The Empire State Building is one of the most iconic skyscrapers in New York and a symbol of the city. This 103-story Art Deco edifice—sometimes inaccurately described as having 102 stories—houses primarily offices, with a well-visited observation deck at its summit. The vistas of Manhattan and surrounding neighborhoods are unforgettable, making a visit to the Empire State Building a must for any New York City trip!
The Empire State Building Was Originally Intended for Airship Docking
Construction of the Empire State Building commenced in 1929 on the grounds previously occupied by the Waldorf Hotel, the precursor to the world-renowned Waldorf Astoria. Over 3,500 workers, predominantly immigrants from Europe, including Czechoslovakia, participated in the construction.
Reports suggest that five people lost their lives during the construction of the Empire State Building. Considering they were working hundreds of meters above ground with minimal shielding, this count is surprisingly low.
The Empire State Building opened after just 410 days of construction work on May 1, 1931, by President Herbert Hoover. From his White House office, he illuminated the skyscraper, which then stood as the world’s tallest building. This title lasted until 1970, when the World Trade Center overtook the Empire State Building. The Empire State Building held the title of the tallest building in the world for 39 years—a record it is unlikely to lose—at a height of 1,250 ft.
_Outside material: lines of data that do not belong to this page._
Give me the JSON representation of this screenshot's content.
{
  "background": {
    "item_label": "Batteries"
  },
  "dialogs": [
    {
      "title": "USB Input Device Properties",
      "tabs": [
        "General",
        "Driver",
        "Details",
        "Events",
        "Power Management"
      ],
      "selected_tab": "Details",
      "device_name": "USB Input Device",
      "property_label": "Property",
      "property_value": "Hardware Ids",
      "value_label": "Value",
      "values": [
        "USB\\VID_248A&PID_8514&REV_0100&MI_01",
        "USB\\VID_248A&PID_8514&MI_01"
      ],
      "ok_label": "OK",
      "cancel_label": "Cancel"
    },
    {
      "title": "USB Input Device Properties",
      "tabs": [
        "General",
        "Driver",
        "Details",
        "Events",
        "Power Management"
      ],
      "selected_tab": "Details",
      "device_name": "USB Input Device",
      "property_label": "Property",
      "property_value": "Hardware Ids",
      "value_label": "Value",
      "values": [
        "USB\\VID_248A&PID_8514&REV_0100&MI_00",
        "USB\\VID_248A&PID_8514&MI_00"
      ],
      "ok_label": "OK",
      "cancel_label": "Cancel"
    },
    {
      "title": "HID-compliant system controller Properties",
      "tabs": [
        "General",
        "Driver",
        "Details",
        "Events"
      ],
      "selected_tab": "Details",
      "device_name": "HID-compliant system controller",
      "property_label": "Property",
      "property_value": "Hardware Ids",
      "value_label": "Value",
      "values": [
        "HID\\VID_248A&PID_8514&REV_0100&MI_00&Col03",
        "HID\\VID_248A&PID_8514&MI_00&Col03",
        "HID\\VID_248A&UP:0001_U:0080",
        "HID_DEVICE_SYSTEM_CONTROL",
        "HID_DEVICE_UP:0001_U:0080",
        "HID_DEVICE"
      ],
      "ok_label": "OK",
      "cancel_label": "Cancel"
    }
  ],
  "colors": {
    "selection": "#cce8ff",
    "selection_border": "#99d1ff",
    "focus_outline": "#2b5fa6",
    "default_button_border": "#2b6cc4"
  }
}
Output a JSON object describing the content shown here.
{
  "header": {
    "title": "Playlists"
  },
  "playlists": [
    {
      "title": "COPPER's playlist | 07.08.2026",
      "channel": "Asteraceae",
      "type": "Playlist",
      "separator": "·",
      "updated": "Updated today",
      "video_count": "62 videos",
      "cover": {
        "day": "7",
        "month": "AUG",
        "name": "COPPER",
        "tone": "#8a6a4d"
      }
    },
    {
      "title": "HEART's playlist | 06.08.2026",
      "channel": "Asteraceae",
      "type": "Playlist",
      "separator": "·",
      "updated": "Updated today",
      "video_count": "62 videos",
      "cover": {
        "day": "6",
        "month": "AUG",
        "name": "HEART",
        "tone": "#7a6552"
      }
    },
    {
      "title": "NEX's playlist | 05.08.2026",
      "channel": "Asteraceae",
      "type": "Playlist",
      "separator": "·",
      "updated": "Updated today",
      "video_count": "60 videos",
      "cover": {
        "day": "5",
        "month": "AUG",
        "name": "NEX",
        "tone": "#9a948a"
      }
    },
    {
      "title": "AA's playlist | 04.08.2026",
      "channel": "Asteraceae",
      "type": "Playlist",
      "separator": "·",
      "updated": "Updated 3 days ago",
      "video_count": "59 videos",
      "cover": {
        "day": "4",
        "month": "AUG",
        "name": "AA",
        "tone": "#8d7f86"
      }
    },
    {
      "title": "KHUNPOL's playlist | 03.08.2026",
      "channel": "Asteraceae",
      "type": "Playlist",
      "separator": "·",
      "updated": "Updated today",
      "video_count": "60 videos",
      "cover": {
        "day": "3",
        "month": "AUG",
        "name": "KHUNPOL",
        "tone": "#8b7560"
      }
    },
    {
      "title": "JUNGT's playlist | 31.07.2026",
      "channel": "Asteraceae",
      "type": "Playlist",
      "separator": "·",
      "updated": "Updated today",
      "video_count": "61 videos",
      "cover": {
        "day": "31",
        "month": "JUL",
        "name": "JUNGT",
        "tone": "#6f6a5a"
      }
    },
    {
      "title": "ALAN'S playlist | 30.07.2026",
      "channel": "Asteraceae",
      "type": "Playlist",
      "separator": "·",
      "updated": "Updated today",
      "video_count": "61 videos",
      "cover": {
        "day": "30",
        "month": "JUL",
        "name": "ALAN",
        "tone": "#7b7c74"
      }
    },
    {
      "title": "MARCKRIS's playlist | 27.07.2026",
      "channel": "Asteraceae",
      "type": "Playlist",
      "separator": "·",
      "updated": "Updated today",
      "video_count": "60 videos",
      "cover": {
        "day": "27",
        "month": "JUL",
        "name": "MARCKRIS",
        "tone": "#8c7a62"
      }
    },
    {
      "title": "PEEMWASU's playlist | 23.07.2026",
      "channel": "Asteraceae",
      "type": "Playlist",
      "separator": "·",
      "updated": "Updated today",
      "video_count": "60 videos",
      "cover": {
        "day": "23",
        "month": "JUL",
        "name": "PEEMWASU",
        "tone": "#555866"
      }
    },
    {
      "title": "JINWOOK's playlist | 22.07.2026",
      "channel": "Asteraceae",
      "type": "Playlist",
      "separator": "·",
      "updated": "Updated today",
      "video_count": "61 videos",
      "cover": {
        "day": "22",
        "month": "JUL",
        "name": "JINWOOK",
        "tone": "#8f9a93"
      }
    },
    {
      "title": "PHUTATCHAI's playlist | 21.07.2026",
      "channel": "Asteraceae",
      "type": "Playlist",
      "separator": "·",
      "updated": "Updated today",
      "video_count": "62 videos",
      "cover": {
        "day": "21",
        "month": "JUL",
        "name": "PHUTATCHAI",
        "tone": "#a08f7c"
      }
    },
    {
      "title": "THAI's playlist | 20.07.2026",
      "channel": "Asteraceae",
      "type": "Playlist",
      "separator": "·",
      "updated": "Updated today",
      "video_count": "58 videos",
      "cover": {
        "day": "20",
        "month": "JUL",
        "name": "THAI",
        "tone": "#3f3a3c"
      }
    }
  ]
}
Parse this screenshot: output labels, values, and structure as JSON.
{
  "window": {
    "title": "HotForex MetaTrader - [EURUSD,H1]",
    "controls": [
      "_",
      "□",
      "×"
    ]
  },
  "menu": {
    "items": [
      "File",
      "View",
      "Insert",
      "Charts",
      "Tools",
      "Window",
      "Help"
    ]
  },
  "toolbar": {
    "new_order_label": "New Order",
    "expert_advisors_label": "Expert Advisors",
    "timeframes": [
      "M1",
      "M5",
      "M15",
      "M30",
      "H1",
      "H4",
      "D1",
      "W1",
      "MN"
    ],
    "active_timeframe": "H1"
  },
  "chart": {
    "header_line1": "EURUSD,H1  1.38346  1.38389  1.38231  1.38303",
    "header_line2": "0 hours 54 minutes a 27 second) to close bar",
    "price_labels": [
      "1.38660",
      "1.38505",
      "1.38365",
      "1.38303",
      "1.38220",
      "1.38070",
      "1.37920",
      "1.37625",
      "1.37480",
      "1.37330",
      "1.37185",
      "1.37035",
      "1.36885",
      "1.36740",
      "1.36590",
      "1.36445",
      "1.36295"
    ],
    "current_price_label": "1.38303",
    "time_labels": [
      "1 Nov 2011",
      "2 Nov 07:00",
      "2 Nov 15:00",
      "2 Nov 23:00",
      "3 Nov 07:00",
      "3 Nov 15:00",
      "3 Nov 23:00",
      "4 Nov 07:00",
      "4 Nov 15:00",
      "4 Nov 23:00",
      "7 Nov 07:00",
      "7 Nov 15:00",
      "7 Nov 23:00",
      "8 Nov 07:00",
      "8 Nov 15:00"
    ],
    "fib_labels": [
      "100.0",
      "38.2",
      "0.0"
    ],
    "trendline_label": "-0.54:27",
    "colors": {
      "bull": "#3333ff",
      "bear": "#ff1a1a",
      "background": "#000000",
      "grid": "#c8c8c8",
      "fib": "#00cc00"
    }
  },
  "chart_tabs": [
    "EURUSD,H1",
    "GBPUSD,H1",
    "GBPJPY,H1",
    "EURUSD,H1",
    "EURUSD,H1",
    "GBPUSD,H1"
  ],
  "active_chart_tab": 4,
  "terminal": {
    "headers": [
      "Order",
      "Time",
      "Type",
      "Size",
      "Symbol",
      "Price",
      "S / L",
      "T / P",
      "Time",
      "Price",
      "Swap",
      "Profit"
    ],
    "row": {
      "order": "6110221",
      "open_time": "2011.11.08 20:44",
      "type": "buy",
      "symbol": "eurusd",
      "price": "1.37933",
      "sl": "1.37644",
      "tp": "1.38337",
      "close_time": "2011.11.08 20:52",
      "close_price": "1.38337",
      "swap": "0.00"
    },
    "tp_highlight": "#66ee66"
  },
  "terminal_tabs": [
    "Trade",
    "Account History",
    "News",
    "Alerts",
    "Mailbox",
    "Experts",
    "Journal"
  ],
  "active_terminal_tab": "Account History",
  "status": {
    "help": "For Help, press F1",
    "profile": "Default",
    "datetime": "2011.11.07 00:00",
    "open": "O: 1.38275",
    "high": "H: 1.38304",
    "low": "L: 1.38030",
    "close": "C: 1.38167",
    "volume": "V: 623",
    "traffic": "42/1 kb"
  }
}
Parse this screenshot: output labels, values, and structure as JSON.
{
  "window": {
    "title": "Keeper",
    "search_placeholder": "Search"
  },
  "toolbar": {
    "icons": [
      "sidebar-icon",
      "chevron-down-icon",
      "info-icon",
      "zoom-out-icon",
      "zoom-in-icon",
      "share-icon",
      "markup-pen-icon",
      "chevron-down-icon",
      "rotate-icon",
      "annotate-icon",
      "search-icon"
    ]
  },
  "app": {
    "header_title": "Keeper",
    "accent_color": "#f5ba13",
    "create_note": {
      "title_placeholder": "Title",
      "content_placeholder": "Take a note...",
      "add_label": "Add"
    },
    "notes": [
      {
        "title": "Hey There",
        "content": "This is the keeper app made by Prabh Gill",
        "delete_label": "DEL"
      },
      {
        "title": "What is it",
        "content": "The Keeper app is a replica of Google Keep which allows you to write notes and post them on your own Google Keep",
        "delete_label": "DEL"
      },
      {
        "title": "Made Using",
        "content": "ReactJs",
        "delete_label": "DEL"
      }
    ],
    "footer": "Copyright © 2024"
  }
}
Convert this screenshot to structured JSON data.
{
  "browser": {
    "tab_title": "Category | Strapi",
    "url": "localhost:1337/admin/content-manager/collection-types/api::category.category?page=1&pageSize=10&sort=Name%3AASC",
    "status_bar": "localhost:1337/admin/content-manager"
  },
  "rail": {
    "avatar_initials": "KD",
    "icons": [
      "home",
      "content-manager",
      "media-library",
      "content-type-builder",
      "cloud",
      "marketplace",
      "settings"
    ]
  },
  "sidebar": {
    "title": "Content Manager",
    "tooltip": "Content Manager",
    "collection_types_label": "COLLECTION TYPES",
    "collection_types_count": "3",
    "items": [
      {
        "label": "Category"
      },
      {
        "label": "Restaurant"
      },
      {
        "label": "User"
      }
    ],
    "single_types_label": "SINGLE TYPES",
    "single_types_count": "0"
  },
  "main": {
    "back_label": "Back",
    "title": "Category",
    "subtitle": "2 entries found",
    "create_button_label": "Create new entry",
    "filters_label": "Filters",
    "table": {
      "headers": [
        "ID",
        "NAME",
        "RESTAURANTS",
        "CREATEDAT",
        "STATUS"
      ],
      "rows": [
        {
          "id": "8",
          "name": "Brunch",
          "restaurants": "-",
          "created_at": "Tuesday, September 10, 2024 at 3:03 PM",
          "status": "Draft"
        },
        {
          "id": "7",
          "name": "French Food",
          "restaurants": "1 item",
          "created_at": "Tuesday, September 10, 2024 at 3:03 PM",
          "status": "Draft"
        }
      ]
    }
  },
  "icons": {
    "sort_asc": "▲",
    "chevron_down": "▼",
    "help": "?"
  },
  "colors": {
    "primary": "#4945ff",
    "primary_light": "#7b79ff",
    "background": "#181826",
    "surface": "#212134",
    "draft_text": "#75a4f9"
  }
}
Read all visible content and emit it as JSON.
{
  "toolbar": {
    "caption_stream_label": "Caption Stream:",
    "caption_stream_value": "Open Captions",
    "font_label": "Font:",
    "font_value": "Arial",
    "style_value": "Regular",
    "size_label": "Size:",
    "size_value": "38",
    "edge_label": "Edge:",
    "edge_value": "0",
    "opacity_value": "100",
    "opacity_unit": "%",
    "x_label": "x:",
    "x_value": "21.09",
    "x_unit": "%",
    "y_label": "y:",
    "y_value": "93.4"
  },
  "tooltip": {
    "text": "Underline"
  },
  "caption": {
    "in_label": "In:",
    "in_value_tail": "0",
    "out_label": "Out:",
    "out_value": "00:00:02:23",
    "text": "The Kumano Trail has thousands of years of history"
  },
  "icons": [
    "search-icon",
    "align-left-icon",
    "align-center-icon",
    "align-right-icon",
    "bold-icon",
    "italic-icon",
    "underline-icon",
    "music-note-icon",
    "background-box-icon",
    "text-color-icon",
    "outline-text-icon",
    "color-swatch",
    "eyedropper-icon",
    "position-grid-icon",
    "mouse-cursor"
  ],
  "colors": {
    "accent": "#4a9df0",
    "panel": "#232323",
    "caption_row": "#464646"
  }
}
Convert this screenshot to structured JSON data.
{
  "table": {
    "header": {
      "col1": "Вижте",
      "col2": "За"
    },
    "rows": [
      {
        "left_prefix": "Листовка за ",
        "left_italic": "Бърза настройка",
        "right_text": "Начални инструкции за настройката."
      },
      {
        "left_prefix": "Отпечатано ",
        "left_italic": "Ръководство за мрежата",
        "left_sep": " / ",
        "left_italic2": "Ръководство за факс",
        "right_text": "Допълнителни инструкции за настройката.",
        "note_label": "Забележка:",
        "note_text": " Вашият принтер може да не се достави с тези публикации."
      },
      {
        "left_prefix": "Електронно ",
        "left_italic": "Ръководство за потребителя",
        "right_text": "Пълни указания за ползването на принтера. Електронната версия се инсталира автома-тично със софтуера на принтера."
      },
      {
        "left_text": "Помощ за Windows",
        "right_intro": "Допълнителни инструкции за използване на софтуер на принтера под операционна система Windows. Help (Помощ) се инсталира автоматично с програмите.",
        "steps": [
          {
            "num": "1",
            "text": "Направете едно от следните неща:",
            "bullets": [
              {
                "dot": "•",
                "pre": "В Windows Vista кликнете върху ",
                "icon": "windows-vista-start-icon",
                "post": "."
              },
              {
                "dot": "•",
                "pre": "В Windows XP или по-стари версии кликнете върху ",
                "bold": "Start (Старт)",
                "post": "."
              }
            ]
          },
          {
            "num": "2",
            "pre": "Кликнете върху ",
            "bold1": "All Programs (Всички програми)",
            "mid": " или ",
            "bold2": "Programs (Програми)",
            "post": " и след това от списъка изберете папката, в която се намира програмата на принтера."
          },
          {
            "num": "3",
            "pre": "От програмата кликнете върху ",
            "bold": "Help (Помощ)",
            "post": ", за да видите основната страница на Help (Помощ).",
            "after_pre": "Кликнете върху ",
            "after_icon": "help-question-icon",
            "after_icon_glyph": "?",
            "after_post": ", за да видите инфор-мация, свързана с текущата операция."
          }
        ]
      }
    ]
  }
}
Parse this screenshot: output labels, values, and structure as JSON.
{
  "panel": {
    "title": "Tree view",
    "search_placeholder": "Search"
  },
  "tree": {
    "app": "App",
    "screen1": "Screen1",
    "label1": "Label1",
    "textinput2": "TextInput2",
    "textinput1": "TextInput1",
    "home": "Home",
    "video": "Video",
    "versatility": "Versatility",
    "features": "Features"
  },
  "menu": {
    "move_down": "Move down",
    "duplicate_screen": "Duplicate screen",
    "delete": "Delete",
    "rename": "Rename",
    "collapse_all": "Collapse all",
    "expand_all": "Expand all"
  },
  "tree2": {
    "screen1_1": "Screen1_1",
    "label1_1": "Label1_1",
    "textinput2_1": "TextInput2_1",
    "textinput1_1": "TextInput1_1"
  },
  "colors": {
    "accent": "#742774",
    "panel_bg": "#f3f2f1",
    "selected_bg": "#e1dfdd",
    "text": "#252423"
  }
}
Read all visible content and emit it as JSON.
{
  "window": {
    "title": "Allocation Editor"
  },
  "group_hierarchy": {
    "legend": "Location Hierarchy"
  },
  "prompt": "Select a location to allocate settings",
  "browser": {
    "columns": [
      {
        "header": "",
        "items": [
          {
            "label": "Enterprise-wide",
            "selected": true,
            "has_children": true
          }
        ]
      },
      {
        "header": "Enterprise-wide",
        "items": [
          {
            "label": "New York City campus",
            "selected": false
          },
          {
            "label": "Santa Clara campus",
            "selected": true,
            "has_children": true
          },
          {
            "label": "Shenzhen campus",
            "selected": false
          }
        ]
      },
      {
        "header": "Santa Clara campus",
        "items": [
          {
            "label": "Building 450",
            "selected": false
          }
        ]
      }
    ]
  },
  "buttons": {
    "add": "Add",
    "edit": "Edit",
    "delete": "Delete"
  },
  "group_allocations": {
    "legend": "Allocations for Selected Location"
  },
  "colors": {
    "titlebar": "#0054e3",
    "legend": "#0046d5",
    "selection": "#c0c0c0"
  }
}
The spire of the Empire State Building was initially intended to serve an additional purpose. The 103rd floor was constructed outdoors to accommodate it. The plan was for airships to dock at the top of the Empire State Building. Passengers were to check in on the 86th floor, and an elevator would transport them to the 102nd floor to board the airships. However, the plan was discarded when it was discovered that poor airflow would make docking risky.
The Empire State Building experienced its most significant tragedy on July 28, 1945, when a small plane crashed into its 79th floor. The accident resulted in the death of the pilot, two passengers in the plane, and 11 people inside the skyscraper.
Interesting Facts about the Empire State Building
The Empire State Building is lit up at night, offering a spectacular sight. But it’s not your typical monochromatic light—it comprises various colors that change according to the occasion. For example, the Empire State Building turns red for Christmas and green on Ireland’s St. Patrick’s Day. To find out the current lighting colors of the Empire State Building, visit its website.
Construction of the Empire State Building cost $40,948,900 at the time; when adjusted to the 2023 dollar value, this is roughly $700,812,884. Upon its opening, the Empire State Building became the first building in the world with over 100 floors.
Due to its height, the Empire State Building serves as a transmitter for most of New York City’s television and radio stations. And as the Empire State Building is the second-largest office complex in the USA after the Pentagon, it has its own ZIP code. If you ever need to write to any of the over 1,000 businesses or any of the 21,000 employees in the Empire State Building, you’ll use the number 10118.
Every February, the Empire State Building Run-Up race takes place. Participants race up the 86 floors—a total of 1,576 steps—as quickly as possible. Anyone can participate; the entry fee is $150. For the record, the current record is held by Australian professional cyclist Paul Crake, whose 2003 run took just 9 minutes and 33 seconds.
Empire State Building Tickets, Operating Hours, and More Visitor Information
🚇 How to Get There
The Empire State Building is located at 350 Fifth Avenue. The nearest subway station is 34 St – Herald Sq, just 820 ft away. The B, D, F, and M lines stop there. The observation deck is situated 1,050 ft (86th floor) and 1,211 ft (102nd floor) above ground level, offering spectacular views in all directions.
The Empire State Building’s operating hours are easy to remember. It is open 365 days a year from 11:00 am to 9:00 pm.
🎟️ Empire State Building Admission
Admission to the Empire State Building to the 86th floor is $44 per adult, $42 for seniors aged 62 and older, and $38 for children aged 6 to 12.
If you also wish to access the platform on the 102nd floor, a combination ticket will cost $79 (adults), $77 (seniors aged 62 and older), and $73 (children aged 6 to 12). I recommend purchasing tickets online in advance.
The last update on prices was on February 8, 2023.
💡 How to Save
If you plan to visit other attractions such as the Metropolitan Museum of Art, the Statue of Liberty, and so on during your visit to New York City, consider purchasing The New York Pass. A single ticket provides entry to a wide range of attractions and can save you dozens of dollars. Another advantage is that it allows you to avoid waiting in line for tickets.
How to Save Money in New York City
Photos of the Empire State Building